* [The task]: Wherever the string "Treiber" shows up in the data below, copy the whole line.
-- Provided records follows --
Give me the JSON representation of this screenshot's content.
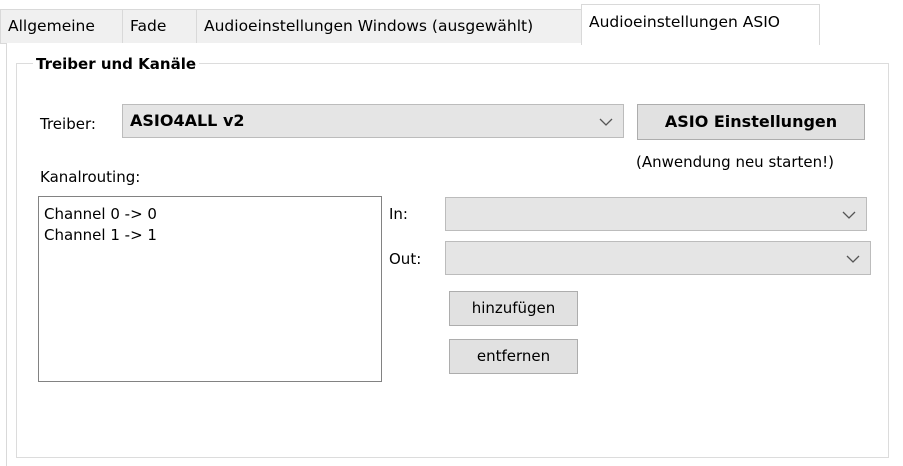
{
  "tabs": [
    {
      "label": "Allgemeine",
      "active": false
    },
    {
      "label": "Fade",
      "active": false
    },
    {
      "label": "Audioeinstellungen Windows (ausgewählt)",
      "active": false
    },
    {
      "label": "Audioeinstellungen ASIO",
      "active": true
    }
  ],
  "group": {
    "title": "Treiber und Kanäle"
  },
  "driver": {
    "label": "Treiber:",
    "selected": "ASIO4ALL v2",
    "settings_button": "ASIO Einstellungen",
    "restart_hint": "(Anwendung neu starten!)"
  },
  "routing": {
    "label": "Kanalrouting:",
    "items": [
      "Channel 0 -> 0",
      "Channel 1 -> 1"
    ],
    "in_label": "In:",
    "in_value": "",
    "out_label": "Out:",
    "out_value": "",
    "add_button": "hinzufügen",
    "remove_button": "entfernen"
  },
  "icons": {
    "dropdown": "chevron-down-icon"
  }
}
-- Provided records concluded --
* [Exercise result]:
    "title": "Treiber und Kanäle"
    "label": "Treiber:",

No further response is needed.